Just a few thoughts about the latest controversy over the Government's flagship free schools scheme.
It all began at about the time TV historian Tristram Hunt took over from Stephen Twigg as the Labour shadow Education Secretary and his first interview – intriguingly with the Mail on Sunday (hardly the best friend of his leader) – was widely interpreted as a sign of a thaw in the Labour attitude towards the scheme.
It must, therefore, have come as a shock when, in a Commons debate on the Al-Madinah Muslim free school in Derby – described as "dysfunctional" by inspectors – Hunt branded the programme as a "dangerous free-for-all" and an "out-of-control ideological experiment".
If I were Michael Gove, I would prefer a return the days of Labour hating free schools! To be fair to Hunt, though, the comments made in his interview were just a repeat of something announced by his predecessor three months before.
Meanwhile, schools minister David Laws is put on the spot when his boss, Nick Clegg, came out against a key element of the programme and insisted that free schools and academies should employ qualified teachers. Just days earlier, Laws had been in the Commons extolling the virtue of allowing them to employ non-qualified teachers. He told MPs: "If I went to the House of Commons in Michael Gove's absence to take this urgent question [on free schools] and gave the view of the Liberal Democrat Party, he would be entitled, when he came back, to be a little upset.
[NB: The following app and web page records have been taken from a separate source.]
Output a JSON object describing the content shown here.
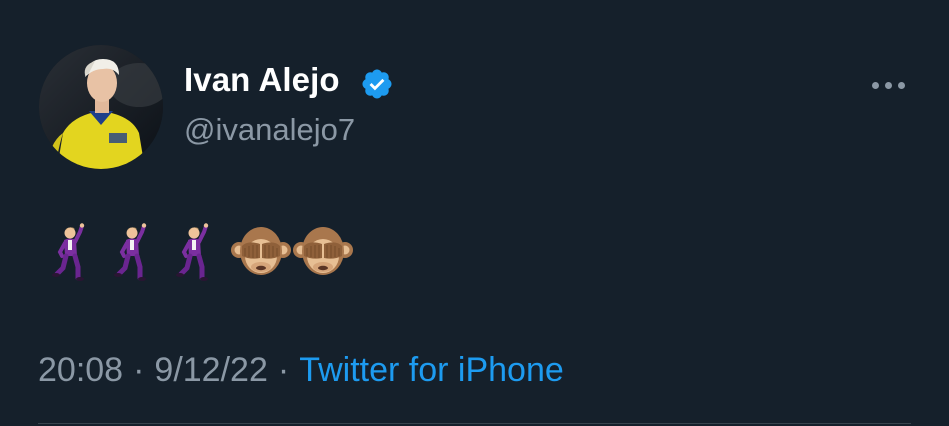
{
  "author": {
    "display_name": "Ivan Alejo",
    "handle": "@ivanalejo7",
    "verified": true,
    "avatar_icon": "avatar-photo"
  },
  "tweet": {
    "emojis": [
      {
        "name": "man-dancing-emoji",
        "char": "🕺"
      },
      {
        "name": "man-dancing-emoji",
        "char": "🕺"
      },
      {
        "name": "man-dancing-emoji",
        "char": "🕺"
      },
      {
        "name": "see-no-evil-monkey-emoji",
        "char": "🙈"
      },
      {
        "name": "see-no-evil-monkey-emoji",
        "char": "🙈"
      }
    ]
  },
  "meta": {
    "time": "20:08",
    "separator": "·",
    "date": "9/12/22",
    "source": "Twitter for iPhone"
  },
  "colors": {
    "background": "#15202b",
    "secondary_text": "#8b98a5",
    "accent": "#1d9bf0"
  },
  "icons": {
    "more": "more-dots-icon",
    "verified": "verified-badge-icon"
  }
}
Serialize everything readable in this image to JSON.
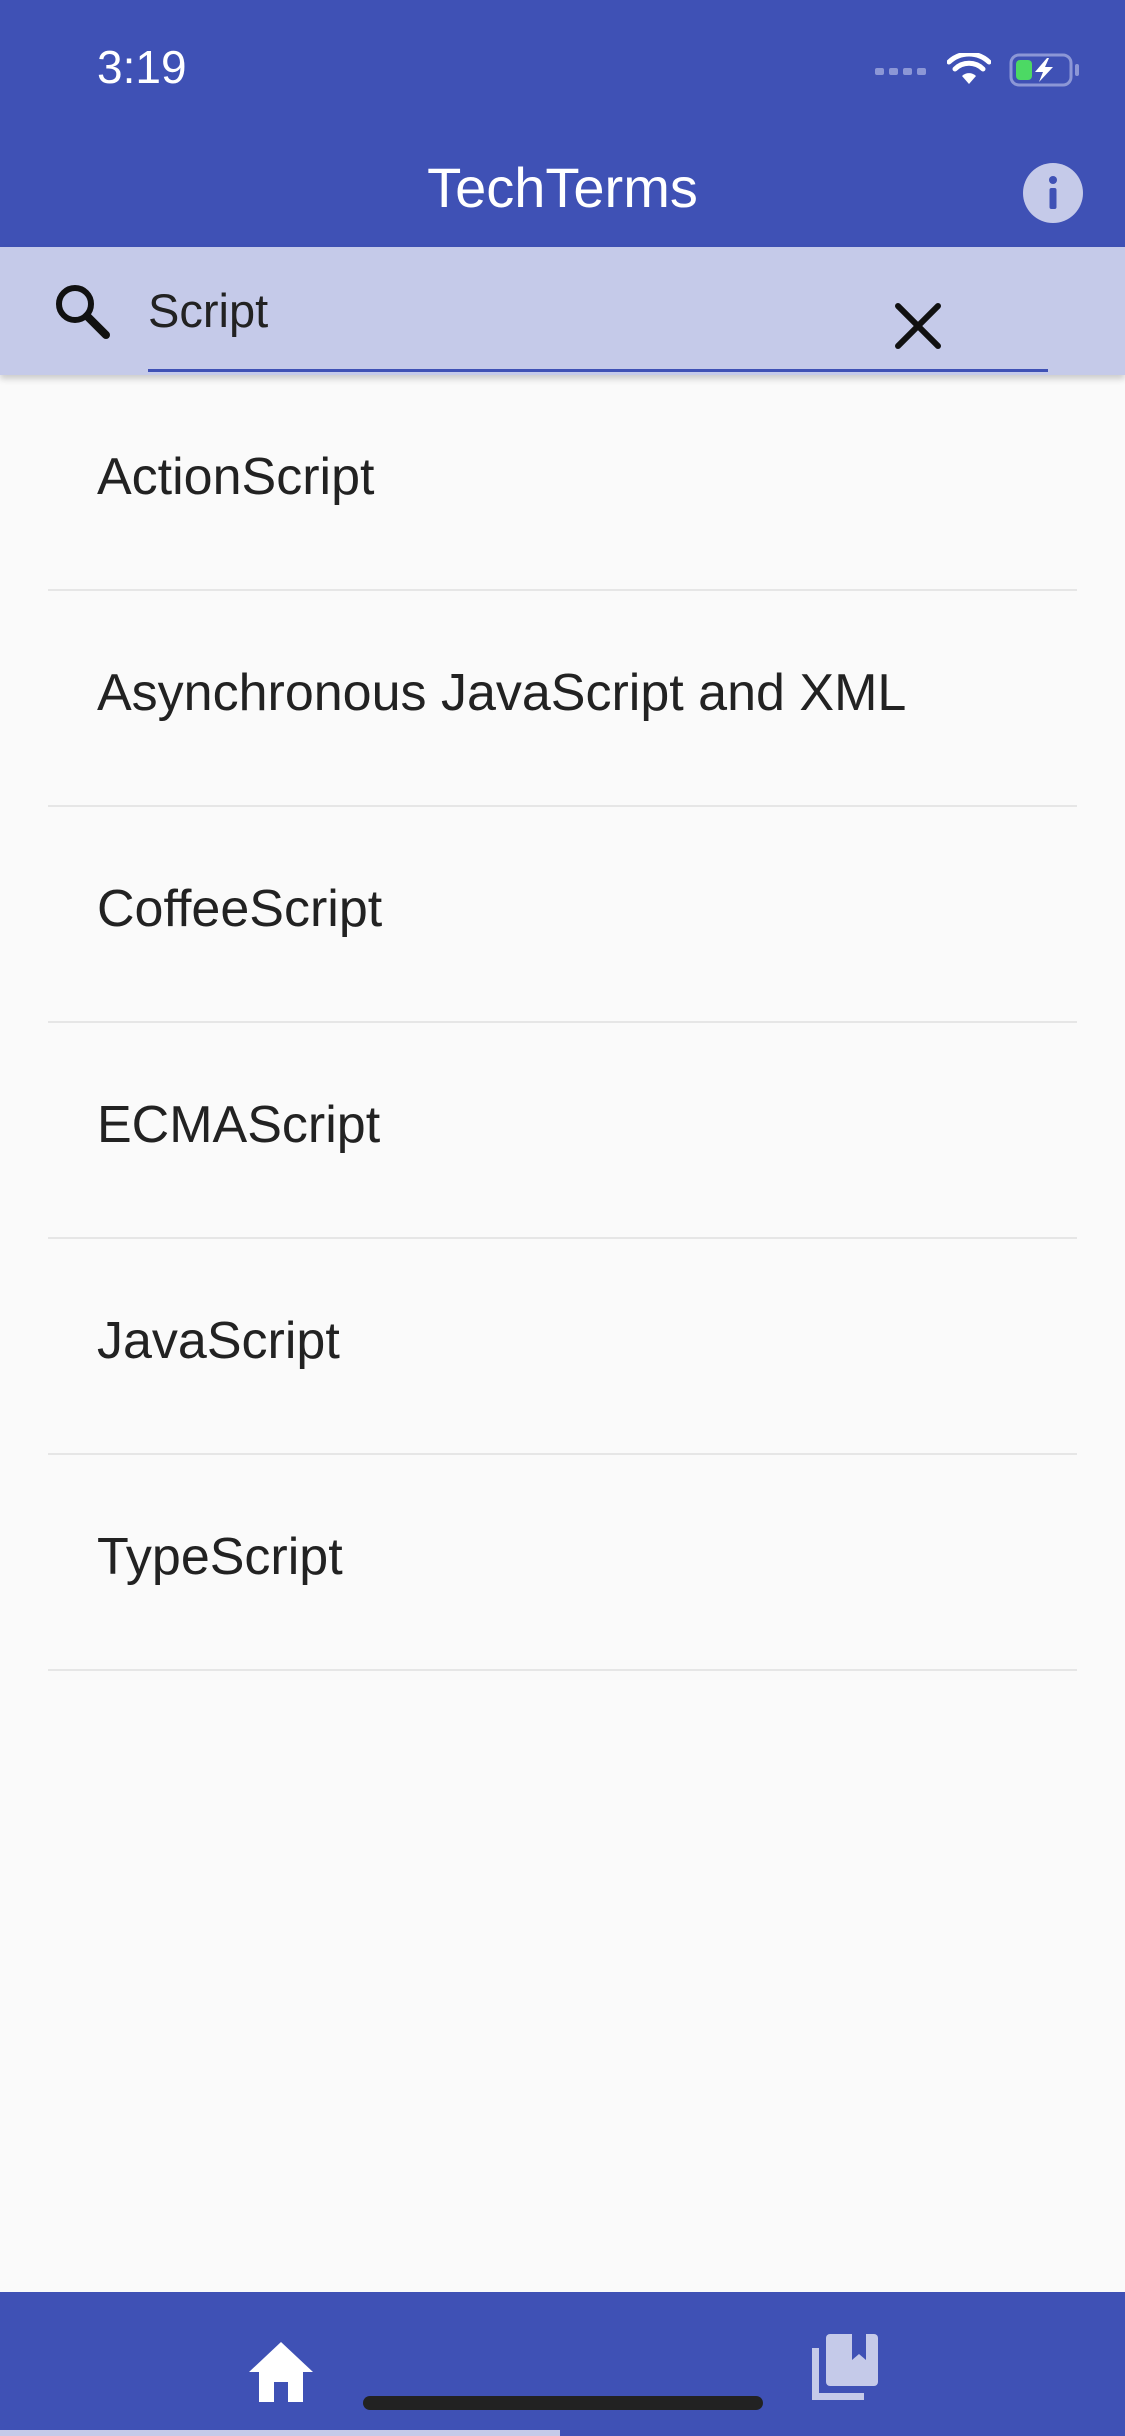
{
  "status_bar": {
    "time": "3:19"
  },
  "app_bar": {
    "title": "TechTerms",
    "info_icon": "info-icon"
  },
  "search": {
    "value": "Script",
    "search_icon": "search-icon",
    "clear_icon": "close-icon"
  },
  "results": [
    {
      "label": "ActionScript"
    },
    {
      "label": "Asynchronous JavaScript and XML"
    },
    {
      "label": "CoffeeScript"
    },
    {
      "label": "ECMAScript"
    },
    {
      "label": "JavaScript"
    },
    {
      "label": "TypeScript"
    }
  ],
  "bottom_nav": {
    "items": [
      {
        "icon": "home-icon",
        "active": true
      },
      {
        "icon": "library-bookmarks-icon",
        "active": false
      }
    ]
  },
  "colors": {
    "primary": "#3f51b5",
    "search_background": "#c5cae9",
    "page_background": "#fafafa",
    "text": "#222222"
  }
}
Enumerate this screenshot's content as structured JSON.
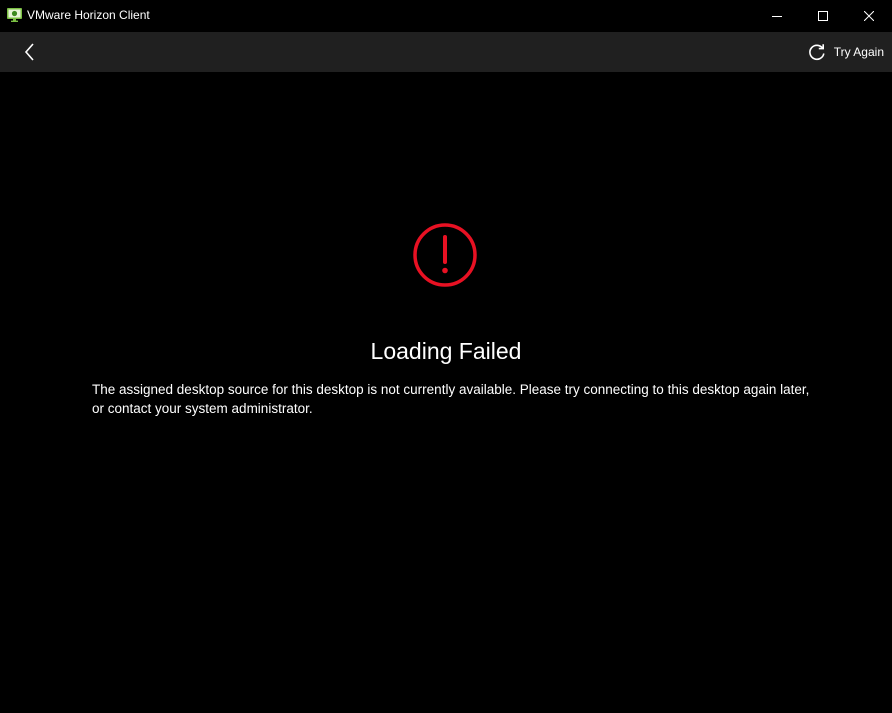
{
  "window": {
    "title": "VMware Horizon Client",
    "icon": "vmware-horizon-icon",
    "controls": {
      "minimize": "minimize-icon",
      "maximize": "maximize-icon",
      "close": "close-icon"
    }
  },
  "appbar": {
    "back_icon": "chevron-left-icon",
    "try_again_icon": "refresh-icon",
    "try_again_label": "Try Again"
  },
  "error": {
    "icon": "error-circle-icon",
    "icon_color": "#e81123",
    "title": "Loading Failed",
    "message": "The assigned desktop source for this desktop is not currently available. Please try connecting to this desktop again later, or contact your system administrator."
  },
  "colors": {
    "background": "#000000",
    "appbar": "#202020",
    "text": "#ffffff"
  }
}
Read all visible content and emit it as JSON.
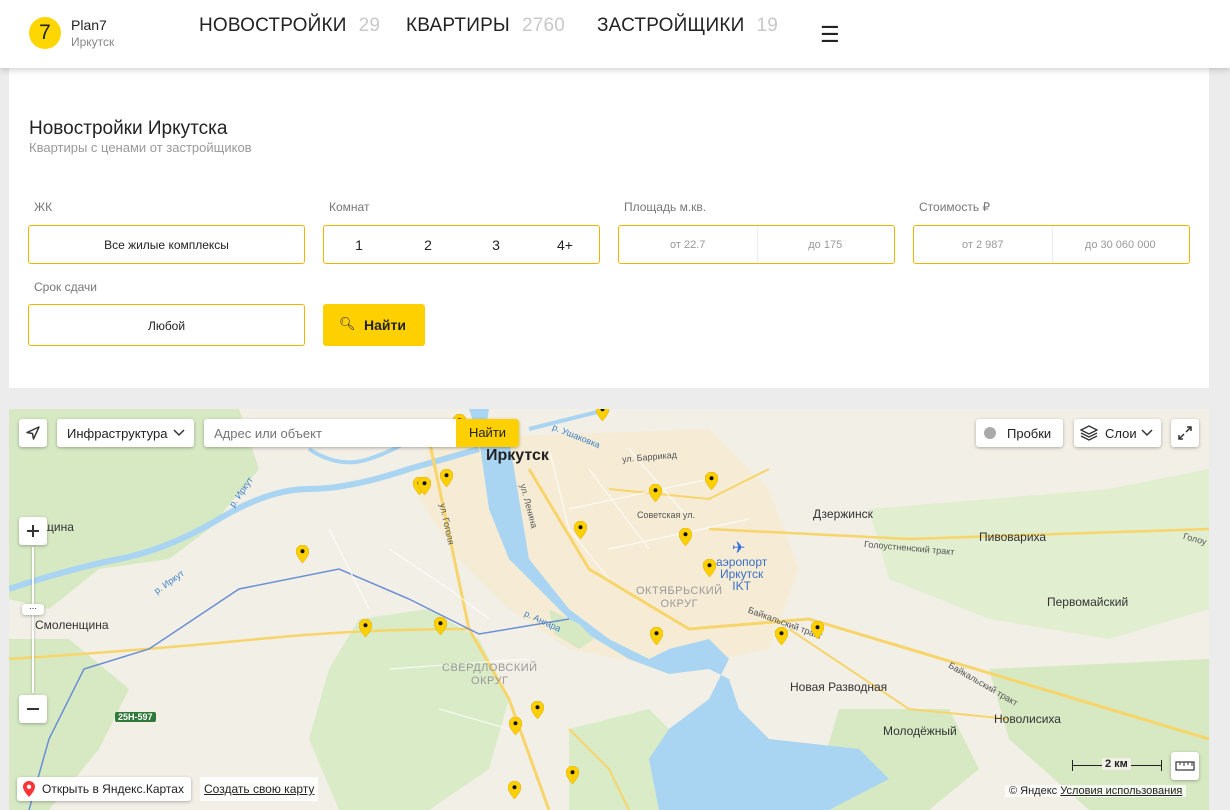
{
  "header": {
    "logo_digit": "7",
    "logo_name": "Plan7",
    "logo_city": "Иркутск",
    "nav": [
      {
        "label": "НОВОСТРОЙКИ",
        "count": "29"
      },
      {
        "label": "КВАРТИРЫ",
        "count": "2760"
      },
      {
        "label": "ЗАСТРОЙЩИКИ",
        "count": "19"
      }
    ],
    "menu_icon": "☰"
  },
  "filters": {
    "title": "Новостройки Иркутска",
    "subtitle": "Квартиры с ценами от застройщиков",
    "complex_label": "ЖК",
    "complex_value": "Все жилые комплексы",
    "rooms_label": "Комнат",
    "rooms": [
      "1",
      "2",
      "3",
      "4+"
    ],
    "area_label": "Площадь м.кв.",
    "area_from": "от 22.7",
    "area_to": "до 175",
    "price_label": "Стоимость ₽",
    "price_from": "от 2 987",
    "price_to": "до 30 060 000",
    "deadline_label": "Срок сдачи",
    "deadline_value": "Любой",
    "search_label": "Найти"
  },
  "map": {
    "infra_label": "Инфраструктура",
    "address_placeholder": "Адрес или объект",
    "search_label": "Найти",
    "traffic_label": "Пробки",
    "layers_label": "Слои",
    "open_yandex": "Открыть в Яндекс.Картах",
    "create_map": "Создать свою карту",
    "copyright": "© Яндекс",
    "terms": "Условия использования",
    "scale": "2 км",
    "places": {
      "irkutsk": "Иркутск",
      "dzerzhinsk": "Дзержинск",
      "pivovarikha": "Пивовариха",
      "pervomaysky": "Первомайский",
      "smolenshchina": "Смоленщина",
      "shchina": "щина",
      "nova_razvodnaya": "Новая Разводная",
      "molodezhny": "Молодёжный",
      "novolisikha": "Новолисиха",
      "airport": "аэропорт\nИркутск\nIKT",
      "oktyabrsky": "ОКТЯБРЬСКИЙ\nОКРУГ",
      "sverdlovsky": "СВЕРДЛОВСКИЙ\nОКРУГ"
    },
    "roads": {
      "ushakovka": "р. Ушаковка",
      "barrikad": "ул. Баррикад",
      "lenina": "ул. Ленина",
      "sovetskaya": "Советская ул.",
      "golousnenskiy": "Голоустненский тракт",
      "baikalsky1": "Байкальский тракт",
      "baikalsky2": "Байкальский тракт",
      "irkut1": "р. Иркут",
      "irkut2": "р. Иркут",
      "gogolya": "ул. Гоголя",
      "angara": "р. Ангара",
      "golou": "Голоу",
      "route_25n": "25Н-597"
    }
  },
  "colors": {
    "accent": "#ffd000",
    "border": "#f0b400",
    "water": "#a9d5f2",
    "green": "#d4e8c0"
  }
}
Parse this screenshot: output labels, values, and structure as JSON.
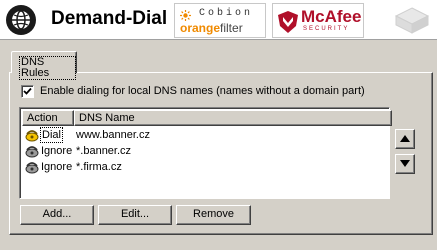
{
  "header": {
    "app_title": "Demand-Dial",
    "logos": {
      "app_logo_icon": "demand-dial-globe-icon",
      "cobion": {
        "line1": "Cobion",
        "line2_brand": "orange",
        "line2_suffix": "filter",
        "color": "#f08a00"
      },
      "mcafee": {
        "name": "McAfee",
        "tagline": "SECURITY",
        "color": "#b0102a"
      }
    }
  },
  "tabs": [
    {
      "label": "DNS Rules",
      "active": true
    }
  ],
  "options": {
    "enable_dialing_label": "Enable dialing for local DNS names (names without a domain part)",
    "enable_dialing_checked": true
  },
  "rules_table": {
    "columns": [
      "Action",
      "DNS Name"
    ],
    "rows": [
      {
        "action": "Dial",
        "dns_name": "www.banner.cz",
        "icon": "dial-icon",
        "selected": true
      },
      {
        "action": "Ignore",
        "dns_name": "*.banner.cz",
        "icon": "ignore-icon",
        "selected": false
      },
      {
        "action": "Ignore",
        "dns_name": "*.firma.cz",
        "icon": "ignore-icon",
        "selected": false
      }
    ]
  },
  "buttons": {
    "add": {
      "label": "Add...",
      "mnemonic": "A"
    },
    "edit": {
      "label": "Edit...",
      "mnemonic": "E"
    },
    "remove": {
      "label": "Remove",
      "mnemonic": "R"
    },
    "move_up_icon": "arrow-up-icon",
    "move_down_icon": "arrow-down-icon"
  },
  "colors": {
    "dialog_bg": "#d4d0c8",
    "cobion_orange": "#f08a00",
    "mcafee_red": "#b0102a"
  }
}
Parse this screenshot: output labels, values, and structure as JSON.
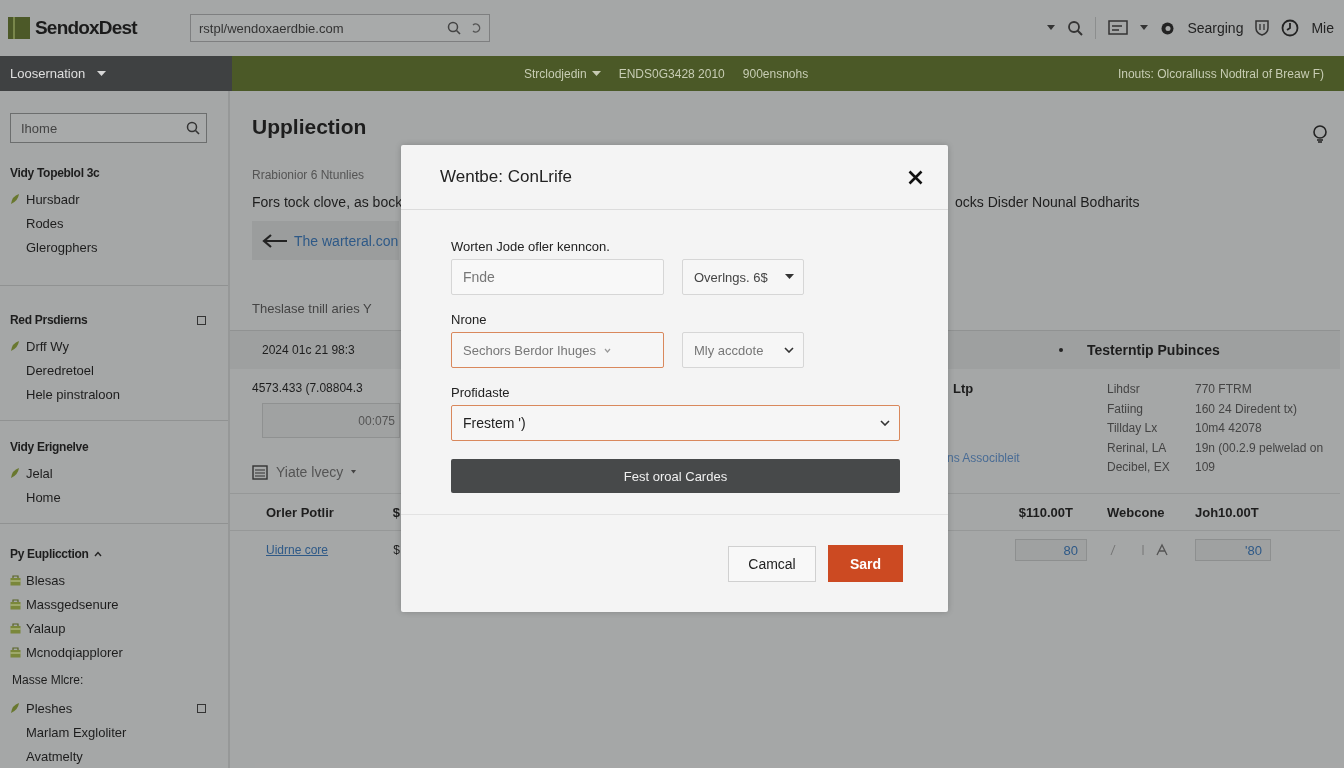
{
  "header": {
    "logo": "SendoxDest",
    "url": "rstpl/wendoxaerdbie.com",
    "status_label": "Searging",
    "user_label": "Mie"
  },
  "nav": {
    "menu": "Loosernation",
    "items": [
      {
        "label": "Strclodjedin",
        "dropdown": true
      },
      {
        "label": "ENDS0G3428 2010",
        "dropdown": false
      },
      {
        "label": "900ensnohs",
        "dropdown": false
      }
    ],
    "notice": "Inouts: Olcoralluss Nodtral of Breaw F)"
  },
  "sidebar": {
    "search": {
      "value": "Ihome"
    },
    "sections": [
      {
        "title": "Vidy Topeblol 3c",
        "items": [
          {
            "label": "Hursbadr",
            "kind": "leaf"
          },
          {
            "label": "Rodes",
            "kind": "plain"
          },
          {
            "label": "Glerogphers",
            "kind": "plain"
          }
        ]
      },
      {
        "title": "Red Prsdierns",
        "checked": false,
        "items": [
          {
            "label": "Drff Wy",
            "kind": "leaf"
          },
          {
            "label": "Deredretoel",
            "kind": "plain"
          },
          {
            "label": "Hele pinstraloon",
            "kind": "plain"
          }
        ]
      },
      {
        "title": "Vidy Erignelve",
        "items": [
          {
            "label": "Jelal",
            "kind": "leaf"
          },
          {
            "label": "Home",
            "kind": "plain"
          }
        ]
      },
      {
        "title": "Py Euplicction",
        "expanded": true,
        "items": [
          {
            "label": "Blesas",
            "kind": "bag"
          },
          {
            "label": "Massgedsenure",
            "kind": "bag"
          },
          {
            "label": "Yalaup",
            "kind": "bag"
          },
          {
            "label": "Mcnodqiapplorer",
            "kind": "bag"
          },
          {
            "label": "Masse Mlcre:",
            "kind": "subheading"
          },
          {
            "label": "Pleshes",
            "kind": "leaf",
            "checked": false
          },
          {
            "label": "Marlam Exgloliter",
            "kind": "plain"
          },
          {
            "label": "Avatmelty",
            "kind": "plain"
          }
        ]
      }
    ]
  },
  "main": {
    "title": "Uppliection",
    "subtitle": "Rrabionior 6 Ntunlies",
    "intro_left": "Fors tock clove, as bock",
    "intro_right": "ocks Disder Nounal Bodharits",
    "banner_link": "The warteral.con",
    "caption": "Theslase tnill aries Y",
    "summary_left": "2024 01c 21 98:3",
    "summary_title": "Testerntip Pubinces",
    "amount": "4573.433 (7.08804.3",
    "badge": "Ltp",
    "link_right": "ns Associbleit",
    "time_box": "00:075",
    "view_menu": "Yiate lvecy",
    "details": [
      {
        "key": "Lihdsr",
        "value": "770 FTRM"
      },
      {
        "key": "Fatiing",
        "value": "160 24 Diredent tx)"
      },
      {
        "key": "Tillday Lx",
        "value": "10m4 42078"
      },
      {
        "key": "Rerinal, LA",
        "value": "19n (00.2.9 pelwelad on"
      },
      {
        "key": "Decibel, EX",
        "value": "109"
      }
    ],
    "table": {
      "columns": [
        "Orler Potlir",
        "$",
        "$110.00T",
        "Webcone",
        "Joh10.00T"
      ],
      "row": {
        "link": "Uidrne core",
        "column_2": "$",
        "input_1": "80",
        "input_2": "'80"
      }
    }
  },
  "modal": {
    "title": "Wentbe: ConLrife",
    "label_1": "Worten Jode ofler kenncon.",
    "input_placeholder": "Fnde",
    "select_1": "Overlngs.  6$",
    "label_2": "Nrone",
    "select_2": {
      "value": "Sechors Berdor Ihuges",
      "highlighted": true
    },
    "select_3": {
      "value": "Mly accdote",
      "highlighted": false
    },
    "label_3": "Profidaste",
    "select_4": {
      "value": "Frestem ')",
      "highlighted": true
    },
    "action": "Fest oroal Cardes",
    "cancel": "Camcal",
    "submit": "Sard"
  }
}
If the Labour Party ever needs to be in a coalition, you will find yourself voting for things that wouldn't be your first preference." Which, roughly translated, means – I think – "I didn't mean what I said."
Personally, I do see some merit in free schools being allowed to appoint non-qualified teachers to teach things like sport, drama and dance, but not being allowed to go down the road of packing their schools with non-qualified staff.
I doubt if we're in the mood for that kind of sensible consensus now, though.